Cooking a good pasta dish is very simply if you know the few rules that you have to respect:
- cooking in boiling salted water;
- strictly al dente draining.
However, there are other pieces of the puzzle that are equally important: the power of the flame, whether to turn it or not and even the question: lid yes or lid no?
So, let’s see how we use the lid in Italy when it comes the time to cook pasta.
General rules of the lid during the cooking of pasta
I realize that you would have preferred a single rule to follow, but in the Italian pasta’s world it does not work like this: the choice of whether or not to put the lid on the pot depends on the cooking phase you are in.
Boiling water or cooking pasta?
It is always a good idea to keep the pot covered with the lid closed; while bringing the water to the boil point.

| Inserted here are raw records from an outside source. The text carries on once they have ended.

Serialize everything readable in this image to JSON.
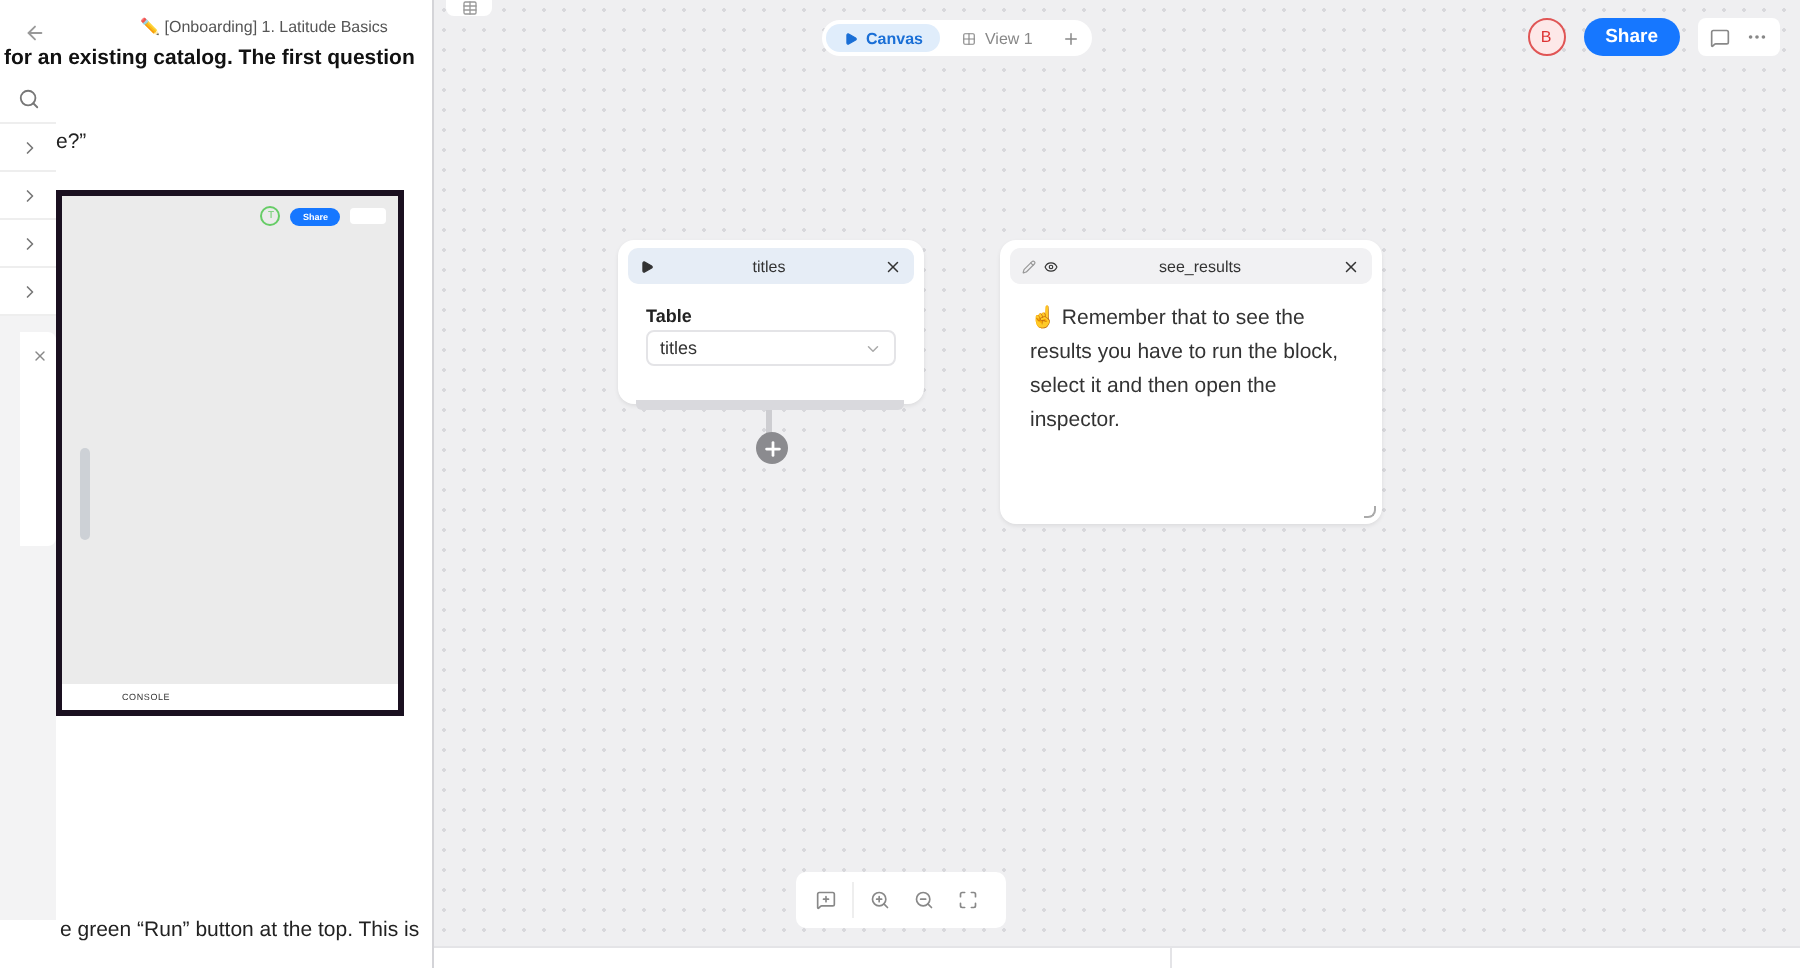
{
  "document": {
    "title": "✏️ [Onboarding] 1. Latitude Basics",
    "paragraphs": [
      {
        "kind": "heading",
        "text": "for an existing catalog. The first question"
      },
      {
        "kind": "body",
        "text": "e?”"
      }
    ],
    "embedded_screenshot": {
      "avatar": "T",
      "share": "Share",
      "console": "CONSOLE"
    },
    "closing_line": "e green “Run” button at the top. This is"
  },
  "view_tabs": [
    {
      "label": "Canvas",
      "selected": true
    },
    {
      "label": "View 1",
      "selected": false
    }
  ],
  "toolbar": {
    "avatar": "B",
    "share": "Share"
  },
  "blocks": [
    {
      "kind": "table",
      "title": "titles",
      "field_label": "Table",
      "value": "titles"
    },
    {
      "kind": "text",
      "title": "see_results",
      "body": "☝ Remember that to see the results you have to run the block, select it and then open the inspector."
    }
  ]
}
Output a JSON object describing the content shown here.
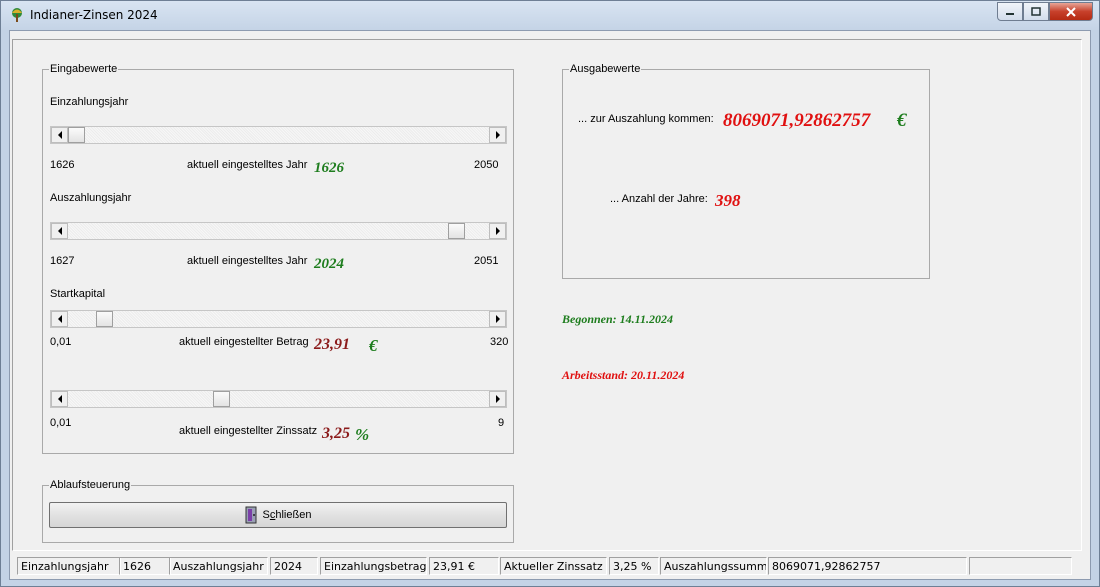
{
  "window": {
    "title": "Indianer-Zinsen 2024",
    "buttons": [
      "minimize",
      "maximize",
      "close"
    ]
  },
  "eingabe": {
    "group_label": "Eingabewerte",
    "einzahlungsjahr": {
      "label": "Einzahlungsjahr",
      "min": "1626",
      "max": "2050",
      "current_label": "aktuell eingestelltes Jahr",
      "value": "1626",
      "position_fraction": 0.0
    },
    "auszahlungsjahr": {
      "label": "Auszahlungsjahr",
      "min": "1627",
      "max": "2051",
      "current_label": "aktuell eingestelltes Jahr",
      "value": "2024",
      "position_fraction": 0.94
    },
    "startkapital": {
      "label": "Startkapital",
      "min": "0,01",
      "max": "320",
      "current_label": "aktuell eingestellter Betrag",
      "value": "23,91",
      "unit": "€",
      "position_fraction": 0.075
    },
    "zinssatz": {
      "min": "0,01",
      "max": "9",
      "current_label": "aktuell eingestellter Zinssatz",
      "value": "3,25",
      "unit": "%",
      "position_fraction": 0.36
    }
  },
  "ausgabe": {
    "group_label": "Ausgabewerte",
    "auszahlung_label": "... zur Auszahlung kommen:",
    "auszahlung_value": "8069071,92862757",
    "auszahlung_unit": "€",
    "jahre_label": "... Anzahl der Jahre:",
    "jahre_value": "398"
  },
  "begonnen": "Begonnen: 14.11.2024",
  "arbeitsstand": "Arbeitsstand: 20.11.2024",
  "ablauf": {
    "group_label": "Ablaufsteuerung",
    "close_label": "Schließen"
  },
  "statusbar": [
    "Einzahlungsjahr",
    "1626",
    "Auszahlungsjahr",
    "2024",
    "Einzahlungsbetrag",
    "23,91 €",
    "Aktueller Zinssatz",
    "3,25 %",
    "Auszahlungssumme",
    "8069071,92862757",
    ""
  ],
  "colors": {
    "green": "#1e7d1e",
    "red": "#e01010",
    "maroon": "#8b1b1b"
  }
}
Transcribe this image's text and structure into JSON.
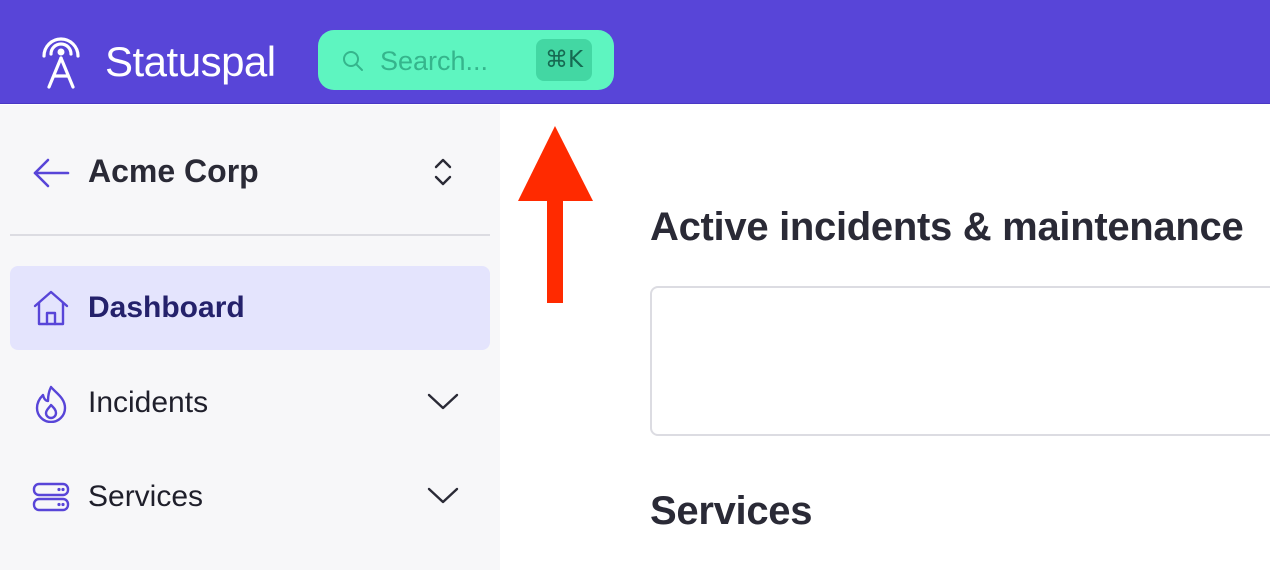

In this way, not only you save time because more heat develops, but you can also prevent the vaporization from lowering the water level by forcing us to add more and wait further time to get back to the right temperature.
On the other hand, when the water boils and we put the pasta in the pot, it is better to remove the lid and finish cooking with the pot uncovered as I show you here, in order to avoid heating increases and overflowing which could also put out the flame.
Indeed, the boiling of water, along with the release of the starches from the pasta, can generate a crowd of very large and burbling bubbles, ready to go beyond the borders of the pot and lift the lid, ending up on the hob.
The same goes for the creaming phase, for cooking the risotto pasta and, for the end of al dente pasta preparation or al chiodo (a slightly raw pasta that finishes cooking along with the sauce): no lid, also because it would become awkward to combine and you would only risk ending up with the pasta stuck to the bottom of the pot!
A different issue is if we use a passive cooking technique which, as you can read at this link, requires more intense use of the lid, even during the cooking of pasta.